By doing so, Welby has effectively enabled the ‘blame game’ in which migrants are frequently singled out for causing essentially all of the problems the UK faces today. A wonderful campaign – I am an Immigrant – sought to challenge this in the run-up to the 2015 General Election, but stereotypes are hard to overcome.

Undoubtedly it was not Welby’s intention to entrench them, but in an environment where, nearly every day of the week, there is a story of scaremongering in the press, where much of that scaremongering rests on casting migrants as the ‘other’, a threat, Welby’s comments are not helpful. That it should be Iain Duncan Smith, the minister responsible for many of the most savage cuts that threaten the very fabric of society, marginalising the already marginalised even more, who is one of the first to applaud Welby’s comments is telling.

As a German I perhaps know better than many others – certainly in light of my upbringing and intensive engagement with Nazi history throughout my school education – about the power of fear, the power of casting fellow humans as ‘the other’. I commented previously on the wider context – the creation of ‘the other’, the dehumanisation of people. It is during times when that happens frequently that far right support increases. Fear, Welby is right to note, is a very powerful emotion. And that is exactly why making that link between fear and migration is intensely dangerous.

So within that wider context my response to Justin Welby is clear:

It is reasonable to fear about housing.

It is reasonable to fear job loss.

It is reasonable to fear for the future of the NHS.

It is reasonable to want to debate migration.

It is not reasonable to fear migration.

Fearing migration can only mean one thing: fearing what is different. And here this difference relates fear not to using a different hair colour or a different detergent for the washing machine. It relates fear to human beings. Given that a large number of them are not actually even migrants but refugees who are fleeing war-torn countries – conflating these terms is problematic in its own right – makes the establishment of the link between fear and migration all the more problematic.

What we need is hope.
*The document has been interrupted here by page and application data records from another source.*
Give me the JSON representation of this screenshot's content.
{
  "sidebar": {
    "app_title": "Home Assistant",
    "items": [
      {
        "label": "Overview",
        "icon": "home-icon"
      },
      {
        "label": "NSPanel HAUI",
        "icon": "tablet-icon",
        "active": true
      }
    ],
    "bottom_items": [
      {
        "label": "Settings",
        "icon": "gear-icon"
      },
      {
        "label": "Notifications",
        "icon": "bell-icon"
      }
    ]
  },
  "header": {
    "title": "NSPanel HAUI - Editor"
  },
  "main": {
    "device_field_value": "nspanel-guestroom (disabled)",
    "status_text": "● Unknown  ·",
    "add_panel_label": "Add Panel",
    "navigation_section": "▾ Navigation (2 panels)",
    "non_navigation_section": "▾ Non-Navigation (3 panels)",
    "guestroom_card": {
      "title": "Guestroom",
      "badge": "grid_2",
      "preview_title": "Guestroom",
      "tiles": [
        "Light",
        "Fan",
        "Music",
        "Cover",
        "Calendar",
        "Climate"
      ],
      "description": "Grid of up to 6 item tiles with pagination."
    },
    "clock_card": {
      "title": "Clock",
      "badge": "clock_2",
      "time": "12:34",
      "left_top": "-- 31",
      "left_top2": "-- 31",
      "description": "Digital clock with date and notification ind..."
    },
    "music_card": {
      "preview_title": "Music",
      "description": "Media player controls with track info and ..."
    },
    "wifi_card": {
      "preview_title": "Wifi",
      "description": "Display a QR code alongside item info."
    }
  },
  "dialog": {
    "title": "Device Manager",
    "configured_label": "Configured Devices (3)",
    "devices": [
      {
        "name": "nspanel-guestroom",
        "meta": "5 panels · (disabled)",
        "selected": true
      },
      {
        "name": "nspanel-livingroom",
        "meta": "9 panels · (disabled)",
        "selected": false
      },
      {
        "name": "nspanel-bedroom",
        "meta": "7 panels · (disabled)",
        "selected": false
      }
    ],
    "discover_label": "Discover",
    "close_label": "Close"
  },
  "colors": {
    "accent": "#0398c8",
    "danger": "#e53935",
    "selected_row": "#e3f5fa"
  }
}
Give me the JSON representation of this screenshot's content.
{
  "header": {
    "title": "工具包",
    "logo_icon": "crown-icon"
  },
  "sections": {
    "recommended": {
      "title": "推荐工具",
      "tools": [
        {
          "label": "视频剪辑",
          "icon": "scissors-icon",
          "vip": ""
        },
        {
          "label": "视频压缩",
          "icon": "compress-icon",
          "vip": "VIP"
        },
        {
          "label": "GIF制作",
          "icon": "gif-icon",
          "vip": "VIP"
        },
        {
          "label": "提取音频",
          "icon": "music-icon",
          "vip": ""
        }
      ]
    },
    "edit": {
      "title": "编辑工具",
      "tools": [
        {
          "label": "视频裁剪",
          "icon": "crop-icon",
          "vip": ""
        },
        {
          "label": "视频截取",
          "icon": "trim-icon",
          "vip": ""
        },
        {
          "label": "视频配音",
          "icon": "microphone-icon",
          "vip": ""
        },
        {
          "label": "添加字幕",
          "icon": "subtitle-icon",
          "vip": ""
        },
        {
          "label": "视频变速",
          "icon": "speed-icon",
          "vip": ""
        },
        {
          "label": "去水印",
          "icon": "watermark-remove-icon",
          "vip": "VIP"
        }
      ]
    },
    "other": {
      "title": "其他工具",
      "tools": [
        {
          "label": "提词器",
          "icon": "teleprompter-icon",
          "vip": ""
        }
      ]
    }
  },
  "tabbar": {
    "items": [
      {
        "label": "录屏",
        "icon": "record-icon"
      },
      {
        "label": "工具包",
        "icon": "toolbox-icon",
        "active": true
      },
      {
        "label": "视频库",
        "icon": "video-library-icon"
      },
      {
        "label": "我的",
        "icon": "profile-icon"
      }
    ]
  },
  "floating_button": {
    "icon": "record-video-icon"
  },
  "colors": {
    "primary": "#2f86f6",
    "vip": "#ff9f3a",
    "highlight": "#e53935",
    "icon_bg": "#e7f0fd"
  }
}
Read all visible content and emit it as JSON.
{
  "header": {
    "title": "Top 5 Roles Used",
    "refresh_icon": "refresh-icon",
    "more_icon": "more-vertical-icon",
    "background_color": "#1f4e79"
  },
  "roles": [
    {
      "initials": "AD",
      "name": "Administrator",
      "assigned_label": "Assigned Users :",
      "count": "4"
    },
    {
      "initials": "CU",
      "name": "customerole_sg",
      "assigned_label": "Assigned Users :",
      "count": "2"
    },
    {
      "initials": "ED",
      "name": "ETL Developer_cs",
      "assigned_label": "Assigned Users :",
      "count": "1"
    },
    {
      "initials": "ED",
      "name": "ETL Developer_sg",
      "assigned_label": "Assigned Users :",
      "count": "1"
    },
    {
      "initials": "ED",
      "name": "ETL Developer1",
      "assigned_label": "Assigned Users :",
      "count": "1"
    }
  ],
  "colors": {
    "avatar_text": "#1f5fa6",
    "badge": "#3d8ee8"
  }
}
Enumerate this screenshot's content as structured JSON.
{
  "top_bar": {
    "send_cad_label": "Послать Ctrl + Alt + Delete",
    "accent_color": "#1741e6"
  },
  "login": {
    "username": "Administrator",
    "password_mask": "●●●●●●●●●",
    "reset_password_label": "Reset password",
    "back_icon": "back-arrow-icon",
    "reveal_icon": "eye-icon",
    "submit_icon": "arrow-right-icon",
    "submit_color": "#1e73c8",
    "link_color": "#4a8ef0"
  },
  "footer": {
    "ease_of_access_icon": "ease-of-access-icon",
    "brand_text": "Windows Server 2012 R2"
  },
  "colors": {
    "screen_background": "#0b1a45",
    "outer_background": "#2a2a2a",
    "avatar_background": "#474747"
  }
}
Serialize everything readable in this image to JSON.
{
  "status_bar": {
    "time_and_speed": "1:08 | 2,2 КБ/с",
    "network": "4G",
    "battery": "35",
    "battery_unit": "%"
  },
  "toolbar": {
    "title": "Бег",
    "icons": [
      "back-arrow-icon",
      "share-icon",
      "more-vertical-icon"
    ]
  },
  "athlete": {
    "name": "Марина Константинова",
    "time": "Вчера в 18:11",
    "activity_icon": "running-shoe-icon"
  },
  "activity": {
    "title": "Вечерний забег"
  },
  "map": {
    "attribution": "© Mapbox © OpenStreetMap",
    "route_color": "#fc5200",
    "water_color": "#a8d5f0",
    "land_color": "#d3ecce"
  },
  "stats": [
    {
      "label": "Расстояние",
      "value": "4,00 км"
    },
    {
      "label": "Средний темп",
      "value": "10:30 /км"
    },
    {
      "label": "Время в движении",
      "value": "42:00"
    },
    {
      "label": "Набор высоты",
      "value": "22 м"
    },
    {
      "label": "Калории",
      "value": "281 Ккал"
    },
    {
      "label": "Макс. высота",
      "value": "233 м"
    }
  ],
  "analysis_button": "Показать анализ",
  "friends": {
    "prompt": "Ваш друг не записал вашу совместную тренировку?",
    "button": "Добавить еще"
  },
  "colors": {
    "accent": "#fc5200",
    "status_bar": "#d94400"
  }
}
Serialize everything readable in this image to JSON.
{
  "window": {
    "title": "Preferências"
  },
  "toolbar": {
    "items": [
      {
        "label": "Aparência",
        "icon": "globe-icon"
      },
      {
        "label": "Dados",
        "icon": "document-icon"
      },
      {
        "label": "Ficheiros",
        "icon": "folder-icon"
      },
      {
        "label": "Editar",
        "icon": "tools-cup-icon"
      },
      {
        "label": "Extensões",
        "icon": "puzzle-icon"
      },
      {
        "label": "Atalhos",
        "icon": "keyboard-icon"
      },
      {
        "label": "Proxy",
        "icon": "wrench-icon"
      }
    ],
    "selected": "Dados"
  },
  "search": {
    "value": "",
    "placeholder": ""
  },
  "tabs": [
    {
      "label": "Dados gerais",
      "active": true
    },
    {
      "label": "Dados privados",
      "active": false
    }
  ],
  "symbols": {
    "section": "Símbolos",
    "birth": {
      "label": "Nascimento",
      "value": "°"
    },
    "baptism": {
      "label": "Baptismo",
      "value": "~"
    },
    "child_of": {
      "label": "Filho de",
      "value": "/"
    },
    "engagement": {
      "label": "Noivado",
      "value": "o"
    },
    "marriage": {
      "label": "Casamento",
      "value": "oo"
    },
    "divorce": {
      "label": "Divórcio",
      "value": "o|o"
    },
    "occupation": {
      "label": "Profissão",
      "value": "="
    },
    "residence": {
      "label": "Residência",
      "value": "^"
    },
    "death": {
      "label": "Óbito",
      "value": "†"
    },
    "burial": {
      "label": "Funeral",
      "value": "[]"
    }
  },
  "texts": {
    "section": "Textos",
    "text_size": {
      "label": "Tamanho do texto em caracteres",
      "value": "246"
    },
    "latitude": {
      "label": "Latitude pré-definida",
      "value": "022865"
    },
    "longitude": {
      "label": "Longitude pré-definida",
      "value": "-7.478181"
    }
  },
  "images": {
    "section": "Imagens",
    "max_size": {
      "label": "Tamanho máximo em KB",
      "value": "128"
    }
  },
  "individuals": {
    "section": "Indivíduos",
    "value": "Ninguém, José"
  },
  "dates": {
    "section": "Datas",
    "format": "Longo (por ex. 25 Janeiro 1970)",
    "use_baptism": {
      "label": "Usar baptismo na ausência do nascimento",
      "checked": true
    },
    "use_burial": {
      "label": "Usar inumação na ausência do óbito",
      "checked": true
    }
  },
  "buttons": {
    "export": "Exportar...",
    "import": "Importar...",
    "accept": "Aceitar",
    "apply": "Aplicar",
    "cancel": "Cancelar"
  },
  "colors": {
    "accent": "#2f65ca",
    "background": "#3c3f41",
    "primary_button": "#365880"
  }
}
And while Welby did refer to the importance of hope, he chose to focus on making his point about migration through fear. And that is something that I find very regrettable.